Chances are, a tripod is actually one of the first bits of gear you got at the start of your photographic journey: they’re usually given away free with DSLR ‘kits’ as ‘value added’ freebies (you’re actually charged for them, of course). Like most people, you probably even carried it with you on every photographic excursion for a while, and then eventually got lazy or frustrated with it and gave up. At that point, you probably also wouldn’t have been able to tell the difference between a good tripod and head and a poor one. I’m fully guilty of this, of course. I even bought my tripod – a relatively cheap Velbon thing for all of about $60 that included a head, and was light and relatively small but tall enough to be reasonably ergonomic and not induce too much back pain – jackpot! Of course, I would later learn that the only thing that’s worse than no tripod at all is a bad tripod.
On the face of it, this seems like a very obvious statement of intention. For most people, this is not even something that gets called into question (see this article on why we photograph). Perhaps it’s an odd issue I’m personally facing, but the discussion of all things photographic and creative is the purpose of this site after all. Of late, I’m stuck between four places: photographing the commercial, as specified by the client; photographing what appeals to me personally, which is almost always not commercially viable at all; photographing what the audience of this site wants to see and photographing what the art world dictates I should be doing.
I’ve been receiving a lot of email lately. This in itself is not unusual, but it appears that something I quietly bought has stirred the pot somewhat. You see, I’m now a Fuji user (again; I owned the first original X100 in Malaysia, and an X20 and XF1 and XQ1 since). The Fuji fanboys have always said I was biased and paid by the other companies not to use Fuji; the other fanboys have now started emailing me saying I sold out. Sorry guys, the simple truth is nothing so exciting. I bought an X-T1 at retail from my usual dealer in KL with my own money. Two things changed: firstly, ACR in its very latest iteration appears to have changed something in the soup to make X-trans file workflow at least acceptable, if not perfect; secondly, the fast compact normal conundrum demanded a solution.
Setting personal photographic and creative goals for the forthcoming year has become a bit of a tradition for this site – so far, I think I’ve done reasonably well in hitting my targets. Perhaps it’s a holdover from my corporate days when you had to set targets for the projects or divisions under your purview for planning, or worse, so you could later be judged against them.

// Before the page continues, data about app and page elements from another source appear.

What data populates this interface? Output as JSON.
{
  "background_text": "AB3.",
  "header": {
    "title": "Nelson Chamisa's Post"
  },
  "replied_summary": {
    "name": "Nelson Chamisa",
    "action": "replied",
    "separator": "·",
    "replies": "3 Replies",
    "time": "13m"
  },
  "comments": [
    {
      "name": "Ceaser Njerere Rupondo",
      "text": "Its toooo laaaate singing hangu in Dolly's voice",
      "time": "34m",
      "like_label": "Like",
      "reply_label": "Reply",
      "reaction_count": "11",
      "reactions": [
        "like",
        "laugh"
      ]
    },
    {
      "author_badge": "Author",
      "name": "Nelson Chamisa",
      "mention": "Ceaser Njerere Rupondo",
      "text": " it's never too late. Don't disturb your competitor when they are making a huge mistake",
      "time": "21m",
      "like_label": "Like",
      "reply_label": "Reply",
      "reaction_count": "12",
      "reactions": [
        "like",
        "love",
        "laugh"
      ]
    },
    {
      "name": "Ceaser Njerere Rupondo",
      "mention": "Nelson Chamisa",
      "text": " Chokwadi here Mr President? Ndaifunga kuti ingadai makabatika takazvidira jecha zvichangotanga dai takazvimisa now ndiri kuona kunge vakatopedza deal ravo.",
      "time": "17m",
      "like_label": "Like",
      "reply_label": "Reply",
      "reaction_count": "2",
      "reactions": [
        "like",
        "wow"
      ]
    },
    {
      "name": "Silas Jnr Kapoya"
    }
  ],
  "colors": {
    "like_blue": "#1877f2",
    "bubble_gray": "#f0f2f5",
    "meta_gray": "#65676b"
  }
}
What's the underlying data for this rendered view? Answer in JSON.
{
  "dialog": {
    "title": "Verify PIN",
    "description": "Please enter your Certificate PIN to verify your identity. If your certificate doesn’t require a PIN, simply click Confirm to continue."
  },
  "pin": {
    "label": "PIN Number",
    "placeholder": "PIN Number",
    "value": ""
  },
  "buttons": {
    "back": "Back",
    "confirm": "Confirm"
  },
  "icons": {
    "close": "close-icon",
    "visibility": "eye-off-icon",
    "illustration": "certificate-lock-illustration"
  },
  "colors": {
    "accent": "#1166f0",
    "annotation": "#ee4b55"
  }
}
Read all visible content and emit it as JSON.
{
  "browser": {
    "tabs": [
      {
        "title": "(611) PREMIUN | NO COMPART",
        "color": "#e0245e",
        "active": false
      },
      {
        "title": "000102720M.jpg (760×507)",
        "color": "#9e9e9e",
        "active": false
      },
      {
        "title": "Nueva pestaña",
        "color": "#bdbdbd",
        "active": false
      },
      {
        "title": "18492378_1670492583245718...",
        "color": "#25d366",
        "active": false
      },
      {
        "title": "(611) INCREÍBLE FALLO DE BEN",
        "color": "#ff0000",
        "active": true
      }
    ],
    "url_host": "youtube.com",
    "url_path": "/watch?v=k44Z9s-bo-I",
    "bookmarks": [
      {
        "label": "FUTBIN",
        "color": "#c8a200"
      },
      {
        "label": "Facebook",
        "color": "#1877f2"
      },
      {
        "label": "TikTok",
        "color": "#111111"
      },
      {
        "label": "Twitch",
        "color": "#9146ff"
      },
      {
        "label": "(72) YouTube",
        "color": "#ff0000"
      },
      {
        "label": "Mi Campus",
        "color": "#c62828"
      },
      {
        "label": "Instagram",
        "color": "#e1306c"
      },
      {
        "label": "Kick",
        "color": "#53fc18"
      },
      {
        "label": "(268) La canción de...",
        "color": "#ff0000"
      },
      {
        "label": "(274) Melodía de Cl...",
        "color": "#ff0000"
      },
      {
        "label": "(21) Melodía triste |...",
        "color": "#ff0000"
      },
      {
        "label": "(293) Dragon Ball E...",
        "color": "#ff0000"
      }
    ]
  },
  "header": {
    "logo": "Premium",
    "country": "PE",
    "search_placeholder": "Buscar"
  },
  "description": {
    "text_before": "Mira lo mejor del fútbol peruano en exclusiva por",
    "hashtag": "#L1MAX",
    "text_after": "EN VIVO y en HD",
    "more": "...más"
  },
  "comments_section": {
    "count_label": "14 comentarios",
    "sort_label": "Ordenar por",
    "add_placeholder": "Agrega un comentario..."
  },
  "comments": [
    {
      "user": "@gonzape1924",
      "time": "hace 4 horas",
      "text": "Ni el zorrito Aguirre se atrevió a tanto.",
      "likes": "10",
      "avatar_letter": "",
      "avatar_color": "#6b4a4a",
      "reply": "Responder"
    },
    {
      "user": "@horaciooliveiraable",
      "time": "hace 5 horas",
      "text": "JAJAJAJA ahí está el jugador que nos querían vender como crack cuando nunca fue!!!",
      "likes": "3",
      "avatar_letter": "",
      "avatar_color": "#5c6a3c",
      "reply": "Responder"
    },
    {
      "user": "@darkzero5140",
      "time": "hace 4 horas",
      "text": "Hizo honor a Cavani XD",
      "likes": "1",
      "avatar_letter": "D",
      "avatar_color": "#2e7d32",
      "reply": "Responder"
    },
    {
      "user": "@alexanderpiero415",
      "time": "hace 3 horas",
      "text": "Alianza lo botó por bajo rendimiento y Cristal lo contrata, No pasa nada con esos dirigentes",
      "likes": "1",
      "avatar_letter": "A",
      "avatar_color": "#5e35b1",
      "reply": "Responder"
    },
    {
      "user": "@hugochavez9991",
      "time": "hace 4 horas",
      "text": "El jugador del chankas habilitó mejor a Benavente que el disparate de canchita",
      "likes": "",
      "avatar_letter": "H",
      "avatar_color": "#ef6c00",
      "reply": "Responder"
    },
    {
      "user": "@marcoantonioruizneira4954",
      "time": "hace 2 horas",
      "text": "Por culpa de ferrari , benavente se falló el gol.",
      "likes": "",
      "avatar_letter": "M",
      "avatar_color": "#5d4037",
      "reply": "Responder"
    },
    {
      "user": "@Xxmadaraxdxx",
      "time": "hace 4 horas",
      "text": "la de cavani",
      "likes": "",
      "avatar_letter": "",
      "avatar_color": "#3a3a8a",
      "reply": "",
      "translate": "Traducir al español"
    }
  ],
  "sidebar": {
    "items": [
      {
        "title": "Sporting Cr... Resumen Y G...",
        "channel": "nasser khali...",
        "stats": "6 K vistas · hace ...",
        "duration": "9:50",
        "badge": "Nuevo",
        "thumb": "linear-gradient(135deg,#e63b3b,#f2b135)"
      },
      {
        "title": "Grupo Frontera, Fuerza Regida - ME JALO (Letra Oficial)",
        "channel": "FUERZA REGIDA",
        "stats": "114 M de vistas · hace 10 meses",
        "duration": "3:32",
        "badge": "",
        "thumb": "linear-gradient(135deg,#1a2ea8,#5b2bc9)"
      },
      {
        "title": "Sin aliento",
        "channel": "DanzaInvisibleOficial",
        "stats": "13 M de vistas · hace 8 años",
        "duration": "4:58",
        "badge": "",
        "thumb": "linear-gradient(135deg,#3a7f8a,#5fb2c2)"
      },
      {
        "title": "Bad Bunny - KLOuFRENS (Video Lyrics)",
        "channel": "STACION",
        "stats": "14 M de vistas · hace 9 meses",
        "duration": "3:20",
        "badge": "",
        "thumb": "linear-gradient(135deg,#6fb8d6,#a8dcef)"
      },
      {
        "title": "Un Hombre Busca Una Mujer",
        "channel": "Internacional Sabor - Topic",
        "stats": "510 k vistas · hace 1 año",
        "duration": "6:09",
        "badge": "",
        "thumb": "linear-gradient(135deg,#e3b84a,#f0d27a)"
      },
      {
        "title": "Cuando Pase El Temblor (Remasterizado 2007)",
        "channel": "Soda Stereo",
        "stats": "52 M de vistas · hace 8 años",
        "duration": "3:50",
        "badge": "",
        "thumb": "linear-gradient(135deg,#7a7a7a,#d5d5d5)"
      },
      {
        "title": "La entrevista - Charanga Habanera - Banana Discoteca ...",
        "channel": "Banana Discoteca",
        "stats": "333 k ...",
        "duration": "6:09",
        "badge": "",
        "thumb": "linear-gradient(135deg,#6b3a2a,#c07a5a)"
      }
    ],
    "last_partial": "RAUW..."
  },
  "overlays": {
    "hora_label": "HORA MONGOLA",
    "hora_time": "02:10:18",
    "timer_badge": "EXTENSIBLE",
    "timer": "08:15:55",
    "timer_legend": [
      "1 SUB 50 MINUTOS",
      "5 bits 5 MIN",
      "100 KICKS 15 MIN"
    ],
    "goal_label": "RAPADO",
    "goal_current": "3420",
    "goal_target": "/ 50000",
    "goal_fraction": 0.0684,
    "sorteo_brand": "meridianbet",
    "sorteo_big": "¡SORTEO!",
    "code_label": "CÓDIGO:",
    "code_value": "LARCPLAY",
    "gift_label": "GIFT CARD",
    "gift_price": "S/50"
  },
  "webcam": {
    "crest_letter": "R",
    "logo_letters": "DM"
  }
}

When it comes to running your own business and that overlaps with where you personally want to go with your own creative development, a little more careful thought is required.